Action item:
Determine the number of lines in the listing below that hold the word "Ventricular". Write the number alone.

=-=-=-=-=

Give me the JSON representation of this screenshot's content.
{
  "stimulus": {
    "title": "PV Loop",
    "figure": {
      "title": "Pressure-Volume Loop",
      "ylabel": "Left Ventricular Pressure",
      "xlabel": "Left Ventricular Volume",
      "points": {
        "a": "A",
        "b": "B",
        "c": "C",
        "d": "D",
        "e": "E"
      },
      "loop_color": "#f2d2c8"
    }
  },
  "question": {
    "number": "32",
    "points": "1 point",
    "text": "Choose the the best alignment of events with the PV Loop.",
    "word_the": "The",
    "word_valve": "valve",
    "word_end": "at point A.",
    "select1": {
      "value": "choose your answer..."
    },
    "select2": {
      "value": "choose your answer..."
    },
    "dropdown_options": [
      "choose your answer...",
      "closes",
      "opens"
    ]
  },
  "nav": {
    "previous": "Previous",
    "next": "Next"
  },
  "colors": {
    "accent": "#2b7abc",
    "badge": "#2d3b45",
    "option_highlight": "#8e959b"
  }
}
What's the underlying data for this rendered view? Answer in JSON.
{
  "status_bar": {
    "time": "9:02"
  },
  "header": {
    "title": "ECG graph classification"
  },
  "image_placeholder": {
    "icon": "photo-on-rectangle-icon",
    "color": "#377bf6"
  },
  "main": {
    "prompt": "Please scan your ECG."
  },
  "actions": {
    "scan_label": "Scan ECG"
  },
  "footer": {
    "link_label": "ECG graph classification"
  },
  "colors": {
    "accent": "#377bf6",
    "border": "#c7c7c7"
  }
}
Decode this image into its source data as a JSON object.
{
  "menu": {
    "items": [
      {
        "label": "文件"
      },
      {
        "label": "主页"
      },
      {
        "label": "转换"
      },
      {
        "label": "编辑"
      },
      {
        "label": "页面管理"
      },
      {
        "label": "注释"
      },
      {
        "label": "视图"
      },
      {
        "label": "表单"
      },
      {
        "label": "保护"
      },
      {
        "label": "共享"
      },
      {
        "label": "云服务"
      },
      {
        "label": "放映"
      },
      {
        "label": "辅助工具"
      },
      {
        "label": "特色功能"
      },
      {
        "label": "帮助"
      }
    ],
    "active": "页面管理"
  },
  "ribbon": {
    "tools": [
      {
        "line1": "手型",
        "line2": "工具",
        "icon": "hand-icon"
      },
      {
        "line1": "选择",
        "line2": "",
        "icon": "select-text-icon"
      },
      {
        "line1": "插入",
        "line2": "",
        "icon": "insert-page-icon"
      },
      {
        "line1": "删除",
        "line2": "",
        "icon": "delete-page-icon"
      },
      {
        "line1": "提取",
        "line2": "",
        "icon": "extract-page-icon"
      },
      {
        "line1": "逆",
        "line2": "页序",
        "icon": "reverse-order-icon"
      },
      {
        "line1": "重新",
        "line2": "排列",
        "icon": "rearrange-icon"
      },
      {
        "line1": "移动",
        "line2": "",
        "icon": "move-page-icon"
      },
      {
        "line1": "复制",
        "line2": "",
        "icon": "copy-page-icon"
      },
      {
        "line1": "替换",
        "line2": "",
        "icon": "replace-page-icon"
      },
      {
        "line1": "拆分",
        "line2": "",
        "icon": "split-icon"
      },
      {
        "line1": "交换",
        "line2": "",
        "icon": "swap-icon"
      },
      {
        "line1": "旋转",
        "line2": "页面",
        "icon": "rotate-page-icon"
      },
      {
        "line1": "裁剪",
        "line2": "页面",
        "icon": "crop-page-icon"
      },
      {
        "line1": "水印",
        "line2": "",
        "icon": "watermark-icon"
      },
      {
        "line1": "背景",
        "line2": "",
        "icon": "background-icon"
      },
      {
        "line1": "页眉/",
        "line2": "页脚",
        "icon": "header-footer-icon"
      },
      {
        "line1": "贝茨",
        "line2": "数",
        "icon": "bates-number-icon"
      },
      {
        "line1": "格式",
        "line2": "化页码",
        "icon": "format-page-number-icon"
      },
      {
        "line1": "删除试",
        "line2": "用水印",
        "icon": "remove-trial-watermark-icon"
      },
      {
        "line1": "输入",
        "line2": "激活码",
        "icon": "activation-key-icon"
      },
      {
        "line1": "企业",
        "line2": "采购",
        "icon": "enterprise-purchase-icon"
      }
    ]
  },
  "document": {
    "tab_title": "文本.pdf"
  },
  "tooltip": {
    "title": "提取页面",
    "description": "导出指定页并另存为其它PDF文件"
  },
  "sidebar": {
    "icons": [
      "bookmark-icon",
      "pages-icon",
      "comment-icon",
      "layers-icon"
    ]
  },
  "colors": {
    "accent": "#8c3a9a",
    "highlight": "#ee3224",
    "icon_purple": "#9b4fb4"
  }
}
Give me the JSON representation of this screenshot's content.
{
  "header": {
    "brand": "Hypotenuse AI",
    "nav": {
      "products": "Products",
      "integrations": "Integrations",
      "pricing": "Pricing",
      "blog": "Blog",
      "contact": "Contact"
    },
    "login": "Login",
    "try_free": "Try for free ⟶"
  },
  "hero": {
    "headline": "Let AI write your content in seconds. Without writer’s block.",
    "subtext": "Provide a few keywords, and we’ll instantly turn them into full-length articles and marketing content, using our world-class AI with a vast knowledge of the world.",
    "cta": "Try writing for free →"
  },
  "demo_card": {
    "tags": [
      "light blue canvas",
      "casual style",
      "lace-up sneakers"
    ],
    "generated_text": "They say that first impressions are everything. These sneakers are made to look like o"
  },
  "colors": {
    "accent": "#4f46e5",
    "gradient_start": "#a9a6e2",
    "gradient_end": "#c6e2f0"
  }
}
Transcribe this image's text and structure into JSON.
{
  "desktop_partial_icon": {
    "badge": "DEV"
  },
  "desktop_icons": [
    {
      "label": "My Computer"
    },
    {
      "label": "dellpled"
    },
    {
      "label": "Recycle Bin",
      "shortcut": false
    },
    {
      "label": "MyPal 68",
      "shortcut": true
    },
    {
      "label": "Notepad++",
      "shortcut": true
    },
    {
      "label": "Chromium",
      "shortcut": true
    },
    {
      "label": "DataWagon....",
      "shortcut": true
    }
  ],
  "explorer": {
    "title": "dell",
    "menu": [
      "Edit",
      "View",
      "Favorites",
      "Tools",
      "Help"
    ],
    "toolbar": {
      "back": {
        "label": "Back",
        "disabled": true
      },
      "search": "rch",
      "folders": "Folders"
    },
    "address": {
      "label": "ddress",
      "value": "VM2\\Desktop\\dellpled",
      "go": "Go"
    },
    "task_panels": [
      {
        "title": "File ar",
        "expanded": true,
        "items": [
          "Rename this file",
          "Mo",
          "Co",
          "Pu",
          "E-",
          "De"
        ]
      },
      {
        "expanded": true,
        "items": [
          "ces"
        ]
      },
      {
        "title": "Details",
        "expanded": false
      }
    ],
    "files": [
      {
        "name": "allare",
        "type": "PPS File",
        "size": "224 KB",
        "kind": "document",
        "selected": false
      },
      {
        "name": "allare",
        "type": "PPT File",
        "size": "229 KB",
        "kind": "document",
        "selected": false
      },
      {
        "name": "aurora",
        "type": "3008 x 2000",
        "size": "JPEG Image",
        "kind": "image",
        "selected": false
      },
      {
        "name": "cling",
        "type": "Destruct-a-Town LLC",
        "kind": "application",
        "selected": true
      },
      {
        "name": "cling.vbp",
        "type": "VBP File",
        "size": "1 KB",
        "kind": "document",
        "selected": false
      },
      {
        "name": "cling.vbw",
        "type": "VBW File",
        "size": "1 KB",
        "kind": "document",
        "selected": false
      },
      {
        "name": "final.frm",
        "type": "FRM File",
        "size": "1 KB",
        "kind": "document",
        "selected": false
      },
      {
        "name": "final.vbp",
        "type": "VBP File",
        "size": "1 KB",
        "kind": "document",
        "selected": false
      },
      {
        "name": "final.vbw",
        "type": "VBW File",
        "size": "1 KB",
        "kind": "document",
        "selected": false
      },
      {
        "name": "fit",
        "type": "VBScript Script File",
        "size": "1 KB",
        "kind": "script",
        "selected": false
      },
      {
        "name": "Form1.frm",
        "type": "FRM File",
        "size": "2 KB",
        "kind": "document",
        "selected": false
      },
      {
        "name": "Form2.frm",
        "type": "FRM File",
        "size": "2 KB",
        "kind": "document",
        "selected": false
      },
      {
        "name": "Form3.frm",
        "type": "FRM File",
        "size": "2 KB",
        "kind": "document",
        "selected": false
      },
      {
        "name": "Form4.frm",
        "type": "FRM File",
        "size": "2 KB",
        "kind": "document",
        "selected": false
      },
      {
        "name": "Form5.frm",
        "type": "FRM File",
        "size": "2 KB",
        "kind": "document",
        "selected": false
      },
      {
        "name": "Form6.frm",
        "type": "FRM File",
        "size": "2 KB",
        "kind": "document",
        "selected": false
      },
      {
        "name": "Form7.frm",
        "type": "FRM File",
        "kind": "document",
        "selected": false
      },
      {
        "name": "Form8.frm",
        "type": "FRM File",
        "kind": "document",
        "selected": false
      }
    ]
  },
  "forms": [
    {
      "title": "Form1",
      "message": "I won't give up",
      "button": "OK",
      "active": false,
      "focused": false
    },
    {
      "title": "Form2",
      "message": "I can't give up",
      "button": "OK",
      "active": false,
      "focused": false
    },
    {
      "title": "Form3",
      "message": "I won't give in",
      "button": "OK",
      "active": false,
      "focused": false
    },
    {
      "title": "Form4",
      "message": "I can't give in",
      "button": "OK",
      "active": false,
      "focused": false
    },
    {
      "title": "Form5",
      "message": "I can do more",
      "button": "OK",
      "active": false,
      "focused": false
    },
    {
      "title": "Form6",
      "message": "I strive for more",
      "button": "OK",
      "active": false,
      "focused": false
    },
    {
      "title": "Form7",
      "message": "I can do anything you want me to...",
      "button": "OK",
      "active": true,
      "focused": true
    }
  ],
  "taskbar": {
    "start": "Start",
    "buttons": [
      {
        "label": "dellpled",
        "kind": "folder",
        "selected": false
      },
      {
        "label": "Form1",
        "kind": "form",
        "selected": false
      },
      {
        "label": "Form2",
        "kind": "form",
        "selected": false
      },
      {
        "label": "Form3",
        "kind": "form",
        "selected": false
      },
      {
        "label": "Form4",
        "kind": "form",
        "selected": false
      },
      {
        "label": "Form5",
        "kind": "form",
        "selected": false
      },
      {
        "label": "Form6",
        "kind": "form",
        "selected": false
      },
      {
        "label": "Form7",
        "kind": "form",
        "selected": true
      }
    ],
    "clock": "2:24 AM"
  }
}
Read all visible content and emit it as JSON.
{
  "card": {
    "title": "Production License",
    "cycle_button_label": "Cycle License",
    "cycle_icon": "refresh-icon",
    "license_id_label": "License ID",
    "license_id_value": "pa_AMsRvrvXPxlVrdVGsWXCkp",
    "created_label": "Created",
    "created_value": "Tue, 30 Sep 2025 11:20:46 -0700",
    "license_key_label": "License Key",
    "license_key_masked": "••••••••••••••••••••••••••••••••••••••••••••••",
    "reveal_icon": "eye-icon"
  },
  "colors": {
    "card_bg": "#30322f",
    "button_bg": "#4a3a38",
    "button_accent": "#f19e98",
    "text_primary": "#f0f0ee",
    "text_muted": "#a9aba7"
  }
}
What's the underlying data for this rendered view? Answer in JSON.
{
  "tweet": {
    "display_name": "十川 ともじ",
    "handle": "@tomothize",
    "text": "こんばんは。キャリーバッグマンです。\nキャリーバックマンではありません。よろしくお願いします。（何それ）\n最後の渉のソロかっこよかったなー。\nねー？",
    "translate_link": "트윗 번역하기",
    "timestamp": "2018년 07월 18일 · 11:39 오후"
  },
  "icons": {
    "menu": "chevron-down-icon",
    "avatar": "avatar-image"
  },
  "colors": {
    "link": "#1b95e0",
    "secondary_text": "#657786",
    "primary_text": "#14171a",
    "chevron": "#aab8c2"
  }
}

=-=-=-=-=

The answer:
2